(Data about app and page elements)
--

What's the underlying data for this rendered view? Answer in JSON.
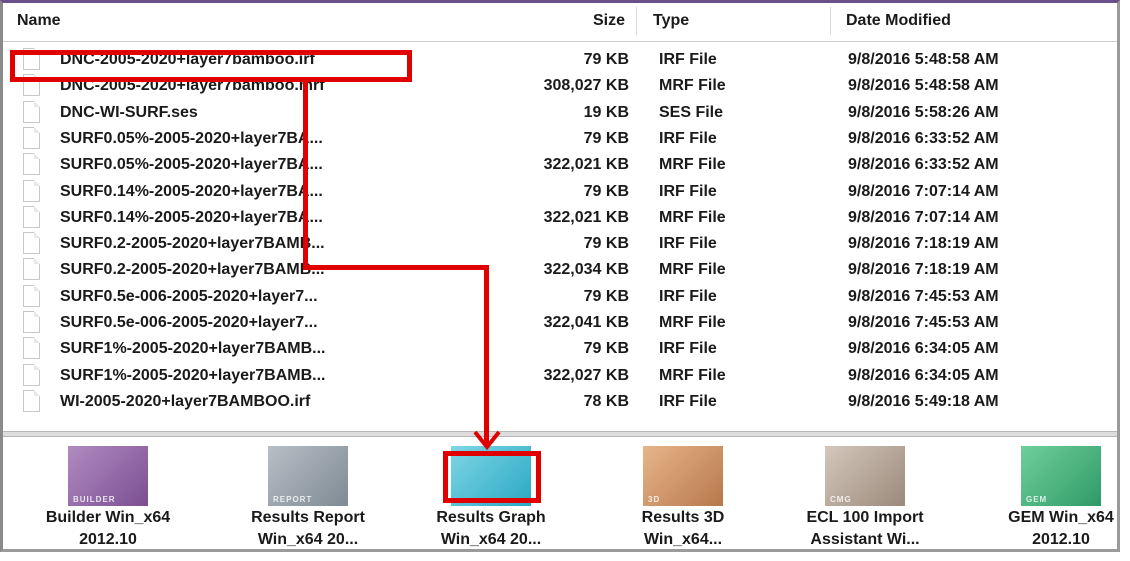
{
  "columns": {
    "name": "Name",
    "size": "Size",
    "type": "Type",
    "date": "Date Modified"
  },
  "files": [
    {
      "name": "DNC-2005-2020+layer7bamboo.irf",
      "size": "79 KB",
      "type": "IRF File",
      "date": "9/8/2016 5:48:58 AM"
    },
    {
      "name": "DNC-2005-2020+layer7bamboo.mrf",
      "size": "308,027 KB",
      "type": "MRF File",
      "date": "9/8/2016 5:48:58 AM"
    },
    {
      "name": "DNC-WI-SURF.ses",
      "size": "19 KB",
      "type": "SES File",
      "date": "9/8/2016 5:58:26 AM"
    },
    {
      "name": "SURF0.05%-2005-2020+layer7BA...",
      "size": "79 KB",
      "type": "IRF File",
      "date": "9/8/2016 6:33:52 AM"
    },
    {
      "name": "SURF0.05%-2005-2020+layer7BA...",
      "size": "322,021 KB",
      "type": "MRF File",
      "date": "9/8/2016 6:33:52 AM"
    },
    {
      "name": "SURF0.14%-2005-2020+layer7BA...",
      "size": "79 KB",
      "type": "IRF File",
      "date": "9/8/2016 7:07:14 AM"
    },
    {
      "name": "SURF0.14%-2005-2020+layer7BA...",
      "size": "322,021 KB",
      "type": "MRF File",
      "date": "9/8/2016 7:07:14 AM"
    },
    {
      "name": "SURF0.2-2005-2020+layer7BAMB...",
      "size": "79 KB",
      "type": "IRF File",
      "date": "9/8/2016 7:18:19 AM"
    },
    {
      "name": "SURF0.2-2005-2020+layer7BAMB...",
      "size": "322,034 KB",
      "type": "MRF File",
      "date": "9/8/2016 7:18:19 AM"
    },
    {
      "name": "SURF0.5e-006-2005-2020+layer7...",
      "size": "79 KB",
      "type": "IRF File",
      "date": "9/8/2016 7:45:53 AM"
    },
    {
      "name": "SURF0.5e-006-2005-2020+layer7...",
      "size": "322,041 KB",
      "type": "MRF File",
      "date": "9/8/2016 7:45:53 AM"
    },
    {
      "name": "SURF1%-2005-2020+layer7BAMB...",
      "size": "79 KB",
      "type": "IRF File",
      "date": "9/8/2016 6:34:05 AM"
    },
    {
      "name": "SURF1%-2005-2020+layer7BAMB...",
      "size": "322,027 KB",
      "type": "MRF File",
      "date": "9/8/2016 6:34:05 AM"
    },
    {
      "name": "WI-2005-2020+layer7BAMBOO.irf",
      "size": "78 KB",
      "type": "IRF File",
      "date": "9/8/2016 5:49:18 AM"
    }
  ],
  "apps": [
    {
      "line1": "Builder Win_x64",
      "line2": "2012.10",
      "tag": "BUILDER",
      "icon": "builder-icon"
    },
    {
      "line1": "Results Report",
      "line2": "Win_x64 20...",
      "tag": "REPORT",
      "icon": "results-report-icon"
    },
    {
      "line1": "Results Graph",
      "line2": "Win_x64 20...",
      "tag": "",
      "icon": "results-graph-icon"
    },
    {
      "line1": "Results 3D",
      "line2": "Win_x64...",
      "tag": "3D",
      "icon": "results-3d-icon"
    },
    {
      "line1": "ECL 100 Import",
      "line2": "Assistant Wi...",
      "tag": "CMG",
      "icon": "ecl-import-icon"
    },
    {
      "line1": "GEM Win_x64",
      "line2": "2012.10",
      "tag": "GEM",
      "icon": "gem-icon"
    }
  ],
  "annotation": {
    "color": "#e00000"
  }
}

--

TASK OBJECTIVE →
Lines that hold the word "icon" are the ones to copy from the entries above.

ANSWER AREA →
      "icon": "builder-icon"
      "icon": "results-report-icon"
      "icon": "results-graph-icon"
      "icon": "results-3d-icon"
      "icon": "ecl-import-icon"
      "icon": "gem-icon"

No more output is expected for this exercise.